According to Ratas, there are a number of technology companies in Estonia that are already cooperating with CERN, or that are interested in doing so. ‘Estonia can share its experience in building a digital ecosystem, for example, but also in the field of data system interoperability and cyber security’, he said, expressing his conviction that cooperation will help Estonian companies to open doors in other parts of the world. In addition, Estonia’s membership status provides an opportunity for the regular exchange of lecturers and students, as well as in-service training for science teachers.
The agreement was signed on the behalf of CERN by Fabiola Gianotti, Director General of the organization. For the first time in CERN’s 66-year history, the signing ceremony took place online.
Estonia has been cooperating with CERN since 1996. Estonia submitted an application to become a member of the organization in September 2018.
The government approved Estonia’s associate membership agreement in February of this year. The agreement will enter into force once it has been ratified by the Riigikogu. After a period of two to five years of associate membership, Estonia will become a full member of CERN.

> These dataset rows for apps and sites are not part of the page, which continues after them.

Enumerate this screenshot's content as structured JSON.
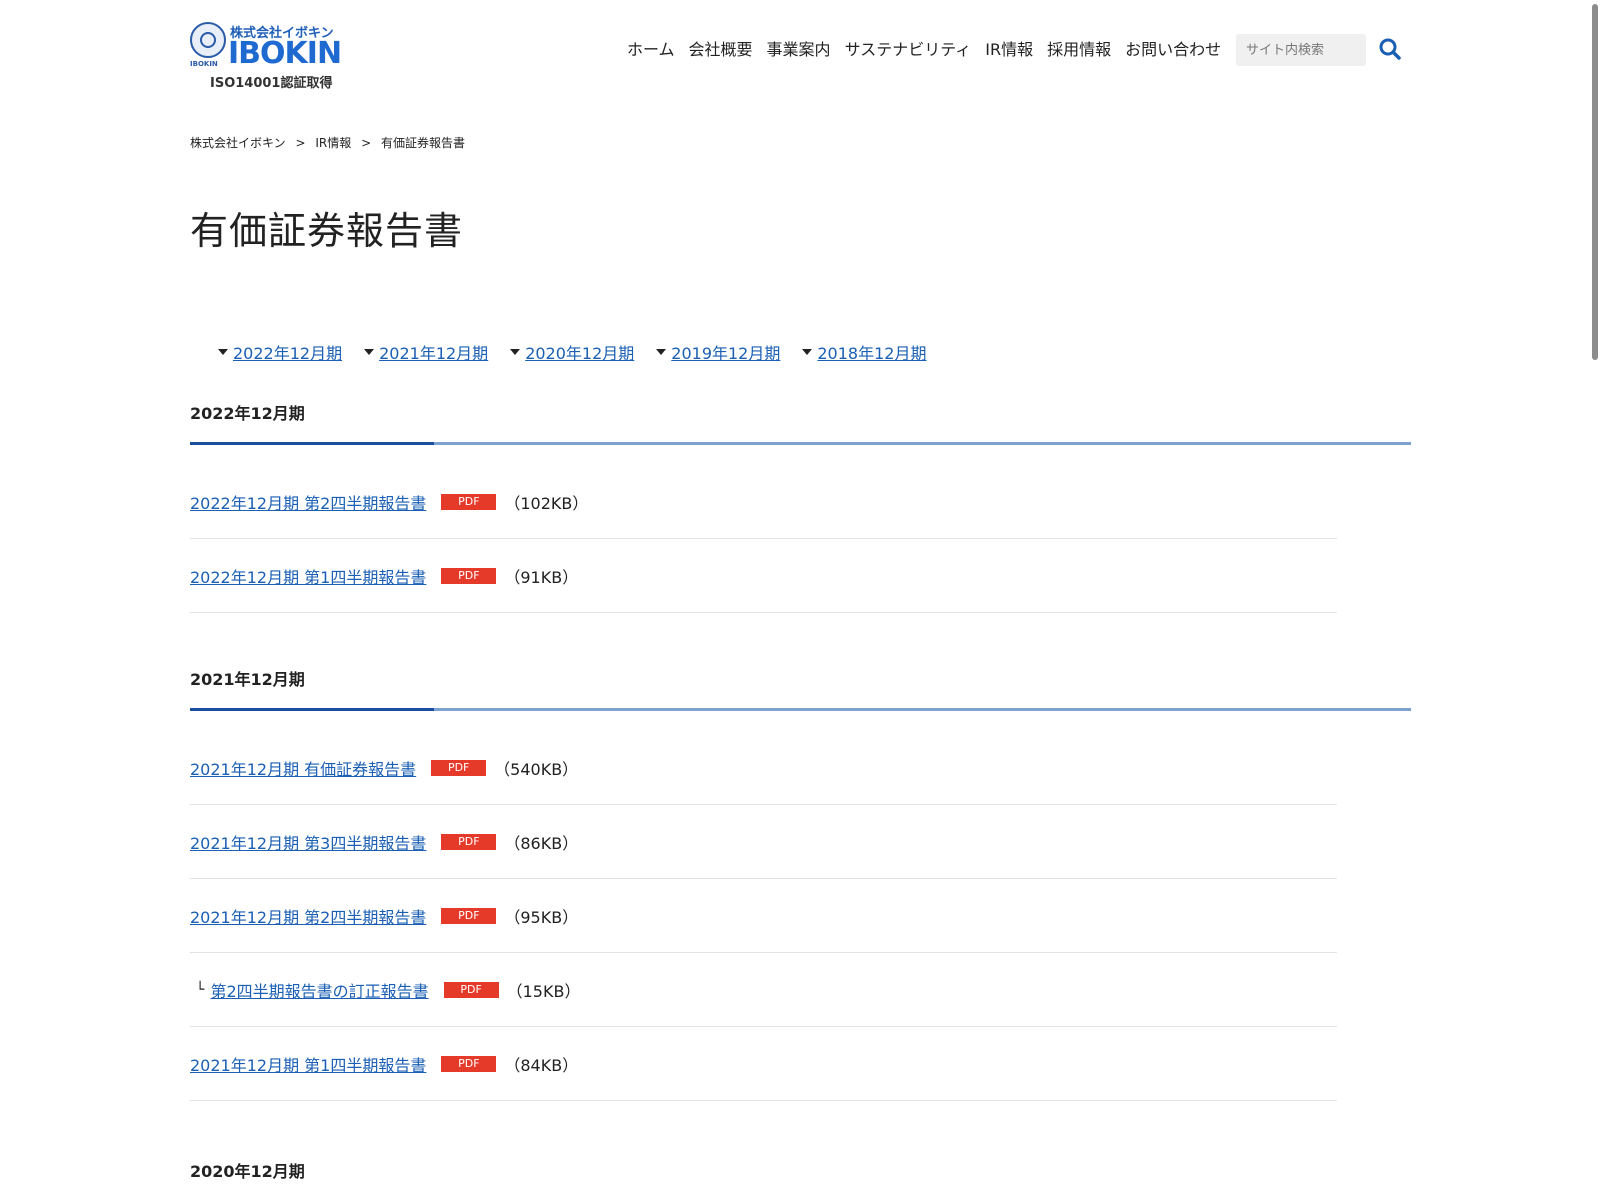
{
  "header": {
    "logo": {
      "kana": "株式会社イボキン",
      "name": "IBOKIN",
      "emblem_label": "IBOKIN",
      "iso": "ISO14001認証取得"
    },
    "nav": [
      "ホーム",
      "会社概要",
      "事業案内",
      "サステナビリティ",
      "IR情報",
      "採用情報",
      "お問い合わせ"
    ],
    "search": {
      "placeholder": "サイト内検索",
      "icon": "search-icon"
    }
  },
  "breadcrumb": [
    "株式会社イボキン",
    "IR情報",
    "有価証券報告書"
  ],
  "breadcrumb_sep": ">",
  "page_title": "有価証券報告書",
  "anchors": [
    "2022年12月期",
    "2021年12月期",
    "2020年12月期",
    "2019年12月期",
    "2018年12月期"
  ],
  "sections": [
    {
      "title": "2022年12月期",
      "items": [
        {
          "label": "2022年12月期 第2四半期報告書",
          "badge": "PDF",
          "size": "（102KB）",
          "child": false
        },
        {
          "label": "2022年12月期 第1四半期報告書",
          "badge": "PDF",
          "size": "（91KB）",
          "child": false
        }
      ]
    },
    {
      "title": "2021年12月期",
      "items": [
        {
          "label": "2021年12月期 有価証券報告書",
          "badge": "PDF",
          "size": "（540KB）",
          "child": false
        },
        {
          "label": "2021年12月期 第3四半期報告書",
          "badge": "PDF",
          "size": "（86KB）",
          "child": false
        },
        {
          "label": "2021年12月期 第2四半期報告書",
          "badge": "PDF",
          "size": "（95KB）",
          "child": false
        },
        {
          "label": "第2四半期報告書の訂正報告書",
          "badge": "PDF",
          "size": "（15KB）",
          "child": true,
          "prefix": "└"
        },
        {
          "label": "2021年12月期 第1四半期報告書",
          "badge": "PDF",
          "size": "（84KB）",
          "child": false
        }
      ]
    },
    {
      "title": "2020年12月期",
      "items": []
    }
  ],
  "colors": {
    "link": "#1a5fb4",
    "pdf_badge": "#e53a2a",
    "rule_accent": "#1a4fa0",
    "rule": "#7ea2cf"
  }
}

CERN currently has 23 member countries, in addition to two pre-accession associate members, six associate members, and six observer members.